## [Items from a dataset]

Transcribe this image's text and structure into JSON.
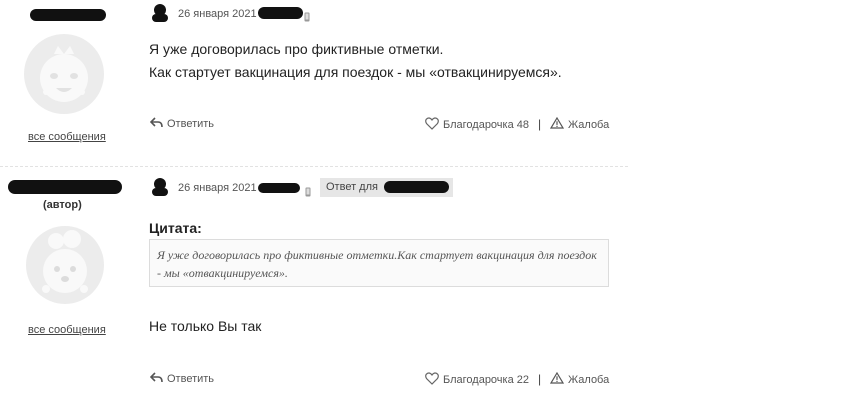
{
  "posts": [
    {
      "date": "26 января 2021",
      "message_lines": [
        "Я уже договорилась про фиктивные отметки.",
        "Как стартует вакцинация для поездок - мы «отвакцинируемся»."
      ],
      "all_messages_label": "все сообщения",
      "reply_label": "Ответить",
      "thanks_label": "Благодарочка 48",
      "separator": "|",
      "complaint_label": "Жалоба"
    },
    {
      "author_tag": "(автор)",
      "date": "26 января 2021",
      "reply_to_label": "Ответ для",
      "quote_label": "Цитата:",
      "quote_text": "Я уже договорилась про фиктивные отметки.Как стартует вакцинация для поездок - мы «отвакцинируемся».",
      "message": "Не только Вы так",
      "all_messages_label": "все сообщения",
      "reply_label": "Ответить",
      "thanks_label": "Благодарочка 22",
      "separator": "|",
      "complaint_label": "Жалоба"
    }
  ],
  "icons": {
    "reply": "reply-arrow-icon",
    "thanks": "heart-icon",
    "complaint": "warning-triangle-icon",
    "device": "phone-icon",
    "user_small": "user-small-icon"
  },
  "colors": {
    "redaction": "#111111",
    "avatar": "#e9e9e9",
    "reply_tag_bg": "#e6e6e6"
  }
}
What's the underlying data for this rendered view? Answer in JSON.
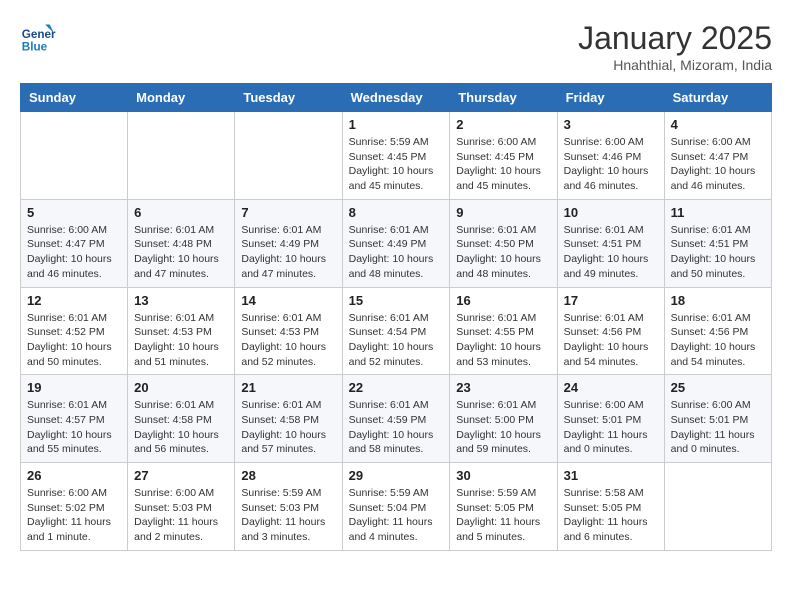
{
  "header": {
    "logo_line1": "General",
    "logo_line2": "Blue",
    "month": "January 2025",
    "location": "Hnahthial, Mizoram, India"
  },
  "weekdays": [
    "Sunday",
    "Monday",
    "Tuesday",
    "Wednesday",
    "Thursday",
    "Friday",
    "Saturday"
  ],
  "weeks": [
    [
      {
        "day": "",
        "info": ""
      },
      {
        "day": "",
        "info": ""
      },
      {
        "day": "",
        "info": ""
      },
      {
        "day": "1",
        "info": "Sunrise: 5:59 AM\nSunset: 4:45 PM\nDaylight: 10 hours\nand 45 minutes."
      },
      {
        "day": "2",
        "info": "Sunrise: 6:00 AM\nSunset: 4:45 PM\nDaylight: 10 hours\nand 45 minutes."
      },
      {
        "day": "3",
        "info": "Sunrise: 6:00 AM\nSunset: 4:46 PM\nDaylight: 10 hours\nand 46 minutes."
      },
      {
        "day": "4",
        "info": "Sunrise: 6:00 AM\nSunset: 4:47 PM\nDaylight: 10 hours\nand 46 minutes."
      }
    ],
    [
      {
        "day": "5",
        "info": "Sunrise: 6:00 AM\nSunset: 4:47 PM\nDaylight: 10 hours\nand 46 minutes."
      },
      {
        "day": "6",
        "info": "Sunrise: 6:01 AM\nSunset: 4:48 PM\nDaylight: 10 hours\nand 47 minutes."
      },
      {
        "day": "7",
        "info": "Sunrise: 6:01 AM\nSunset: 4:49 PM\nDaylight: 10 hours\nand 47 minutes."
      },
      {
        "day": "8",
        "info": "Sunrise: 6:01 AM\nSunset: 4:49 PM\nDaylight: 10 hours\nand 48 minutes."
      },
      {
        "day": "9",
        "info": "Sunrise: 6:01 AM\nSunset: 4:50 PM\nDaylight: 10 hours\nand 48 minutes."
      },
      {
        "day": "10",
        "info": "Sunrise: 6:01 AM\nSunset: 4:51 PM\nDaylight: 10 hours\nand 49 minutes."
      },
      {
        "day": "11",
        "info": "Sunrise: 6:01 AM\nSunset: 4:51 PM\nDaylight: 10 hours\nand 50 minutes."
      }
    ],
    [
      {
        "day": "12",
        "info": "Sunrise: 6:01 AM\nSunset: 4:52 PM\nDaylight: 10 hours\nand 50 minutes."
      },
      {
        "day": "13",
        "info": "Sunrise: 6:01 AM\nSunset: 4:53 PM\nDaylight: 10 hours\nand 51 minutes."
      },
      {
        "day": "14",
        "info": "Sunrise: 6:01 AM\nSunset: 4:53 PM\nDaylight: 10 hours\nand 52 minutes."
      },
      {
        "day": "15",
        "info": "Sunrise: 6:01 AM\nSunset: 4:54 PM\nDaylight: 10 hours\nand 52 minutes."
      },
      {
        "day": "16",
        "info": "Sunrise: 6:01 AM\nSunset: 4:55 PM\nDaylight: 10 hours\nand 53 minutes."
      },
      {
        "day": "17",
        "info": "Sunrise: 6:01 AM\nSunset: 4:56 PM\nDaylight: 10 hours\nand 54 minutes."
      },
      {
        "day": "18",
        "info": "Sunrise: 6:01 AM\nSunset: 4:56 PM\nDaylight: 10 hours\nand 54 minutes."
      }
    ],
    [
      {
        "day": "19",
        "info": "Sunrise: 6:01 AM\nSunset: 4:57 PM\nDaylight: 10 hours\nand 55 minutes."
      },
      {
        "day": "20",
        "info": "Sunrise: 6:01 AM\nSunset: 4:58 PM\nDaylight: 10 hours\nand 56 minutes."
      },
      {
        "day": "21",
        "info": "Sunrise: 6:01 AM\nSunset: 4:58 PM\nDaylight: 10 hours\nand 57 minutes."
      },
      {
        "day": "22",
        "info": "Sunrise: 6:01 AM\nSunset: 4:59 PM\nDaylight: 10 hours\nand 58 minutes."
      },
      {
        "day": "23",
        "info": "Sunrise: 6:01 AM\nSunset: 5:00 PM\nDaylight: 10 hours\nand 59 minutes."
      },
      {
        "day": "24",
        "info": "Sunrise: 6:00 AM\nSunset: 5:01 PM\nDaylight: 11 hours\nand 0 minutes."
      },
      {
        "day": "25",
        "info": "Sunrise: 6:00 AM\nSunset: 5:01 PM\nDaylight: 11 hours\nand 0 minutes."
      }
    ],
    [
      {
        "day": "26",
        "info": "Sunrise: 6:00 AM\nSunset: 5:02 PM\nDaylight: 11 hours\nand 1 minute."
      },
      {
        "day": "27",
        "info": "Sunrise: 6:00 AM\nSunset: 5:03 PM\nDaylight: 11 hours\nand 2 minutes."
      },
      {
        "day": "28",
        "info": "Sunrise: 5:59 AM\nSunset: 5:03 PM\nDaylight: 11 hours\nand 3 minutes."
      },
      {
        "day": "29",
        "info": "Sunrise: 5:59 AM\nSunset: 5:04 PM\nDaylight: 11 hours\nand 4 minutes."
      },
      {
        "day": "30",
        "info": "Sunrise: 5:59 AM\nSunset: 5:05 PM\nDaylight: 11 hours\nand 5 minutes."
      },
      {
        "day": "31",
        "info": "Sunrise: 5:58 AM\nSunset: 5:05 PM\nDaylight: 11 hours\nand 6 minutes."
      },
      {
        "day": "",
        "info": ""
      }
    ]
  ]
}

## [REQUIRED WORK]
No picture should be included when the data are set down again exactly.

## [WRITTEN ANSWER]
Transcribe this image's text and structure into JSON.
{
  "posts": [
    {
      "date": "26 января 2021",
      "message_lines": [
        "Я уже договорилась про фиктивные отметки.",
        "Как стартует вакцинация для поездок - мы «отвакцинируемся»."
      ],
      "all_messages_label": "все сообщения",
      "reply_label": "Ответить",
      "thanks_label": "Благодарочка 48",
      "separator": "|",
      "complaint_label": "Жалоба"
    },
    {
      "author_tag": "(автор)",
      "date": "26 января 2021",
      "reply_to_label": "Ответ для",
      "quote_label": "Цитата:",
      "quote_text": "Я уже договорилась про фиктивные отметки.Как стартует вакцинация для поездок - мы «отвакцинируемся».",
      "message": "Не только Вы так",
      "all_messages_label": "все сообщения",
      "reply_label": "Ответить",
      "thanks_label": "Благодарочка 22",
      "separator": "|",
      "complaint_label": "Жалоба"
    }
  ],
  "icons": {
    "reply": "reply-arrow-icon",
    "thanks": "heart-icon",
    "complaint": "warning-triangle-icon",
    "device": "phone-icon",
    "user_small": "user-small-icon"
  },
  "colors": {
    "redaction": "#111111",
    "avatar": "#e9e9e9",
    "reply_tag_bg": "#e6e6e6"
  }
}
What's the underlying data for this rendered view? Answer in JSON.
{
  "header": {
    "logo_line1": "General",
    "logo_line2": "Blue",
    "month": "January 2025",
    "location": "Hnahthial, Mizoram, India"
  },
  "weekdays": [
    "Sunday",
    "Monday",
    "Tuesday",
    "Wednesday",
    "Thursday",
    "Friday",
    "Saturday"
  ],
  "weeks": [
    [
      {
        "day": "",
        "info": ""
      },
      {
        "day": "",
        "info": ""
      },
      {
        "day": "",
        "info": ""
      },
      {
        "day": "1",
        "info": "Sunrise: 5:59 AM\nSunset: 4:45 PM\nDaylight: 10 hours\nand 45 minutes."
      },
      {
        "day": "2",
        "info": "Sunrise: 6:00 AM\nSunset: 4:45 PM\nDaylight: 10 hours\nand 45 minutes."
      },
      {
        "day": "3",
        "info": "Sunrise: 6:00 AM\nSunset: 4:46 PM\nDaylight: 10 hours\nand 46 minutes."
      },
      {
        "day": "4",
        "info": "Sunrise: 6:00 AM\nSunset: 4:47 PM\nDaylight: 10 hours\nand 46 minutes."
      }
    ],
    [
      {
        "day": "5",
        "info": "Sunrise: 6:00 AM\nSunset: 4:47 PM\nDaylight: 10 hours\nand 46 minutes."
      },
      {
        "day": "6",
        "info": "Sunrise: 6:01 AM\nSunset: 4:48 PM\nDaylight: 10 hours\nand 47 minutes."
      },
      {
        "day": "7",
        "info": "Sunrise: 6:01 AM\nSunset: 4:49 PM\nDaylight: 10 hours\nand 47 minutes."
      },
      {
        "day": "8",
        "info": "Sunrise: 6:01 AM\nSunset: 4:49 PM\nDaylight: 10 hours\nand 48 minutes."
      },
      {
        "day": "9",
        "info": "Sunrise: 6:01 AM\nSunset: 4:50 PM\nDaylight: 10 hours\nand 48 minutes."
      },
      {
        "day": "10",
        "info": "Sunrise: 6:01 AM\nSunset: 4:51 PM\nDaylight: 10 hours\nand 49 minutes."
      },
      {
        "day": "11",
        "info": "Sunrise: 6:01 AM\nSunset: 4:51 PM\nDaylight: 10 hours\nand 50 minutes."
      }
    ],
    [
      {
        "day": "12",
        "info": "Sunrise: 6:01 AM\nSunset: 4:52 PM\nDaylight: 10 hours\nand 50 minutes."
      },
      {
        "day": "13",
        "info": "Sunrise: 6:01 AM\nSunset: 4:53 PM\nDaylight: 10 hours\nand 51 minutes."
      },
      {
        "day": "14",
        "info": "Sunrise: 6:01 AM\nSunset: 4:53 PM\nDaylight: 10 hours\nand 52 minutes."
      },
      {
        "day": "15",
        "info": "Sunrise: 6:01 AM\nSunset: 4:54 PM\nDaylight: 10 hours\nand 52 minutes."
      },
      {
        "day": "16",
        "info": "Sunrise: 6:01 AM\nSunset: 4:55 PM\nDaylight: 10 hours\nand 53 minutes."
      },
      {
        "day": "17",
        "info": "Sunrise: 6:01 AM\nSunset: 4:56 PM\nDaylight: 10 hours\nand 54 minutes."
      },
      {
        "day": "18",
        "info": "Sunrise: 6:01 AM\nSunset: 4:56 PM\nDaylight: 10 hours\nand 54 minutes."
      }
    ],
    [
      {
        "day": "19",
        "info": "Sunrise: 6:01 AM\nSunset: 4:57 PM\nDaylight: 10 hours\nand 55 minutes."
      },
      {
        "day": "20",
        "info": "Sunrise: 6:01 AM\nSunset: 4:58 PM\nDaylight: 10 hours\nand 56 minutes."
      },
      {
        "day": "21",
        "info": "Sunrise: 6:01 AM\nSunset: 4:58 PM\nDaylight: 10 hours\nand 57 minutes."
      },
      {
        "day": "22",
        "info": "Sunrise: 6:01 AM\nSunset: 4:59 PM\nDaylight: 10 hours\nand 58 minutes."
      },
      {
        "day": "23",
        "info": "Sunrise: 6:01 AM\nSunset: 5:00 PM\nDaylight: 10 hours\nand 59 minutes."
      },
      {
        "day": "24",
        "info": "Sunrise: 6:00 AM\nSunset: 5:01 PM\nDaylight: 11 hours\nand 0 minutes."
      },
      {
        "day": "25",
        "info": "Sunrise: 6:00 AM\nSunset: 5:01 PM\nDaylight: 11 hours\nand 0 minutes."
      }
    ],
    [
      {
        "day": "26",
        "info": "Sunrise: 6:00 AM\nSunset: 5:02 PM\nDaylight: 11 hours\nand 1 minute."
      },
      {
        "day": "27",
        "info": "Sunrise: 6:00 AM\nSunset: 5:03 PM\nDaylight: 11 hours\nand 2 minutes."
      },
      {
        "day": "28",
        "info": "Sunrise: 5:59 AM\nSunset: 5:03 PM\nDaylight: 11 hours\nand 3 minutes."
      },
      {
        "day": "29",
        "info": "Sunrise: 5:59 AM\nSunset: 5:04 PM\nDaylight: 11 hours\nand 4 minutes."
      },
      {
        "day": "30",
        "info": "Sunrise: 5:59 AM\nSunset: 5:05 PM\nDaylight: 11 hours\nand 5 minutes."
      },
      {
        "day": "31",
        "info": "Sunrise: 5:58 AM\nSunset: 5:05 PM\nDaylight: 11 hours\nand 6 minutes."
      },
      {
        "day": "",
        "info": ""
      }
    ]
  ]
}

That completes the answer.